2008 - 2009 Criminal Justice Project Produces Multiple Amicus Briefs
(Boston, Revised 11/13/09) New England Law | Boston: Directed by Professor David Siegel, the Criminal Justice Project took on numerous amicus briefs this past school year, researching and writing the briefs that either have been, or will be, submitted to the Supreme Judicial Court.
Found below is information about the individual briefs that the CJP worked on:
September 2008 - November 2008: Students Ciara Mason (’09) and Laura Mannion (’09) compiled research for an amicus brief for the cases Commonwealth v. Gomes and Commonwealth v. Little. Professor David Siegel wrote the brief for the Suffolk Lawyers for Justice. The focus of the amicus brief was whether in the circumstances of this case expert testimony was required to prove that the quantity and packaging of the drugs the defendant possessed were consistent with an intent to distribute. To see information about the case, and to read the submitted brief by Professor David Siegel on behalf of Suffolk Lawyers for Justice, please click here.
September 2008 - February 2009: Professor David Siegel researched and wrote an amicus brief for the Suffolk Lawyers for Justice for the case Commonwealth v. Oscar Lyles.
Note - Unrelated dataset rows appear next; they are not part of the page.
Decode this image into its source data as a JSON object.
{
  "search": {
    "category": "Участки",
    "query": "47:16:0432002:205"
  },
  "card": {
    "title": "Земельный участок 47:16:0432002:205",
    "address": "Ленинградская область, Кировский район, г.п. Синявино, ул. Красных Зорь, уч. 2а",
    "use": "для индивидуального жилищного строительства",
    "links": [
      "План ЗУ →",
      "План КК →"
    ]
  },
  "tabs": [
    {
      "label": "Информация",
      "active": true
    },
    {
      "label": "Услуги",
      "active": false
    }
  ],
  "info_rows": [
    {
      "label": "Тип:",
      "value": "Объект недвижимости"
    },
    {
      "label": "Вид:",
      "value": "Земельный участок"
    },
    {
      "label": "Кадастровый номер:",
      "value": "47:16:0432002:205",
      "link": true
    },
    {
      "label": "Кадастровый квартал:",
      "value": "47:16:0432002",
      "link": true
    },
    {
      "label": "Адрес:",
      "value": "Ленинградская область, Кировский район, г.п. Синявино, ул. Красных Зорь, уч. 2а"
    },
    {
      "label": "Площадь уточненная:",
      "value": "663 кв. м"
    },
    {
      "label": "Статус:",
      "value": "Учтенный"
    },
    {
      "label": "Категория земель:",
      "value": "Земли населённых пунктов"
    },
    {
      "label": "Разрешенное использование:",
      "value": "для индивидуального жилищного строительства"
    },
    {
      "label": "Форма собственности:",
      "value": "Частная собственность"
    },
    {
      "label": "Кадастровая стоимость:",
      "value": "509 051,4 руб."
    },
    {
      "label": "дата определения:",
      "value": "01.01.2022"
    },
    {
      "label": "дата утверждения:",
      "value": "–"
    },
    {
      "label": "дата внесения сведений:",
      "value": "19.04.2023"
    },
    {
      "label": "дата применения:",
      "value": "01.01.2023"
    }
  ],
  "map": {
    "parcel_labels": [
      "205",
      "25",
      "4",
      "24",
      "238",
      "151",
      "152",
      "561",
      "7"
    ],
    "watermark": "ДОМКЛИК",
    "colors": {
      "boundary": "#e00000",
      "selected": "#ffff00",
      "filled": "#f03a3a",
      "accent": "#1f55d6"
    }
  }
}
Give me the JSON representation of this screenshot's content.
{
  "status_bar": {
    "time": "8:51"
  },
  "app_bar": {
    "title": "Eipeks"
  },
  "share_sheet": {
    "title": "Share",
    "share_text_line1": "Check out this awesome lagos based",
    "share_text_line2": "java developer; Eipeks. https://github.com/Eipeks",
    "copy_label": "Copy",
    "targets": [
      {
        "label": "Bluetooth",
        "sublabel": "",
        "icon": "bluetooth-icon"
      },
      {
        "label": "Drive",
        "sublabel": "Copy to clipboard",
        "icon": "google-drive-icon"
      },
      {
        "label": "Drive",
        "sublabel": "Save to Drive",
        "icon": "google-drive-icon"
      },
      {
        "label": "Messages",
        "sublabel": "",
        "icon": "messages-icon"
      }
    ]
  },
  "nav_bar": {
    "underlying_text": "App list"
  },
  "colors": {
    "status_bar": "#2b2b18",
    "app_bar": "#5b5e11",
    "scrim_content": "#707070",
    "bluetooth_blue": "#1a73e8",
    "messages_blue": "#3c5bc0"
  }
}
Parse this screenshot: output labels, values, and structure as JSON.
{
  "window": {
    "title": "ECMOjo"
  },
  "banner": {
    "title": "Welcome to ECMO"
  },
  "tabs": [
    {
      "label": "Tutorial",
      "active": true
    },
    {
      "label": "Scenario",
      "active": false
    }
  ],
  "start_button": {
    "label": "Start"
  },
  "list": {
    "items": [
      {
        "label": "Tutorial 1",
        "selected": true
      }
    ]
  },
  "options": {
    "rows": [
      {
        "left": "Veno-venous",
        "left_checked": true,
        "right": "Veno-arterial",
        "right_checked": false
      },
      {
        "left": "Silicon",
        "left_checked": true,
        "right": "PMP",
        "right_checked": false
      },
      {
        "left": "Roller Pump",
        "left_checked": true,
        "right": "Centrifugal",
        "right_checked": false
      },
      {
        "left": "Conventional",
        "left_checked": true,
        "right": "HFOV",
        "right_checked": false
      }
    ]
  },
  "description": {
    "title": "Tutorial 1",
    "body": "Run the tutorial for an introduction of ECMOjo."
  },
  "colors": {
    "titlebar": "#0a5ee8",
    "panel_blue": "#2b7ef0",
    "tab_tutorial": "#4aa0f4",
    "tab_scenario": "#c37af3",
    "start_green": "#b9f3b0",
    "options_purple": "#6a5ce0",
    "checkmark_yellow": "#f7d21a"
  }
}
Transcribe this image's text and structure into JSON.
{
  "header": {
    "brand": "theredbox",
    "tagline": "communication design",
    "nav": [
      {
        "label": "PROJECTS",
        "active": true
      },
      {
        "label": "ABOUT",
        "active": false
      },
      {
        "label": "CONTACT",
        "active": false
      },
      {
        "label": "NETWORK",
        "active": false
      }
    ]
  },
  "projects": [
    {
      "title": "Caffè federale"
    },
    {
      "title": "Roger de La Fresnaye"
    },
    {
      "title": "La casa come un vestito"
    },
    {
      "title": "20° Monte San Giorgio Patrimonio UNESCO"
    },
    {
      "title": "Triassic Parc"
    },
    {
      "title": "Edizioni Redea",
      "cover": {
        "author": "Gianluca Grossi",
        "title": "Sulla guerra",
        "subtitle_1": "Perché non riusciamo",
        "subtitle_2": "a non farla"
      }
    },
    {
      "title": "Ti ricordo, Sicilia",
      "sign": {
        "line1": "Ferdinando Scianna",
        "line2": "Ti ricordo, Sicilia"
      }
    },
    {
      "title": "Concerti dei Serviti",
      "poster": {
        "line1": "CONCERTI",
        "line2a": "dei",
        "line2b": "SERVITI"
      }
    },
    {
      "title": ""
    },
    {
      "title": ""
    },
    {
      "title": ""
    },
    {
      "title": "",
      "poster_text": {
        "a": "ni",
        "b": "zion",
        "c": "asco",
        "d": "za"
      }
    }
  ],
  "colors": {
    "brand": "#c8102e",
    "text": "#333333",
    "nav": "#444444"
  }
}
The focus of the amicus brief was whether the motion judge correctly ruled that police officers' encounter with the defendant was not a field investigation interrogation, but rather a Terry stop based on a hunch; whether the contraband found on the defendant's person after his arrest on an outstanding warrant after he had furnished his identification to the police officers as requested should have been suppressed.
On February 25, 2009, Professors David Siegel and Lawrence Friedman, with CLSR Fellow Susan Walton, mooted the attorney for the Oscar Lyles case in preparation for oral arguments.
To see information about the case, and to read the submitted brief by Professor David Siegel on behalf of Suffolk Lawyers for Justice, please click here.
February 2009 - April 2009: On behalf of the New England Innocence Project, Professor David Siegel worked with associates from Goodwin | Proctor and a faculty member from Roger Williams School of Law to file an amicus brief in the Rhode Island Supreme Court case of State of RI v. Tracey Barros.
February 2009 - Present: Students Martha Drane (‘10) and Maria Giraud (’10) are working with an associate at Goodwin | Proctor and Professor David Siegel on an amicus brief for Commonwealth v. Brandon Watson on behalf of NEIP. The focus of the amicus brief is whether cautionary jury instructions should be given when police indicate to a witness that a suspect is present in an identification procedure or when police fail to warn the witness that the perpetrator may or may not be included in the procedure; whether in such circumstances, expert testimony regarding eyewitness identification should be admissible at the defendant's request.
For information about this case, please click here.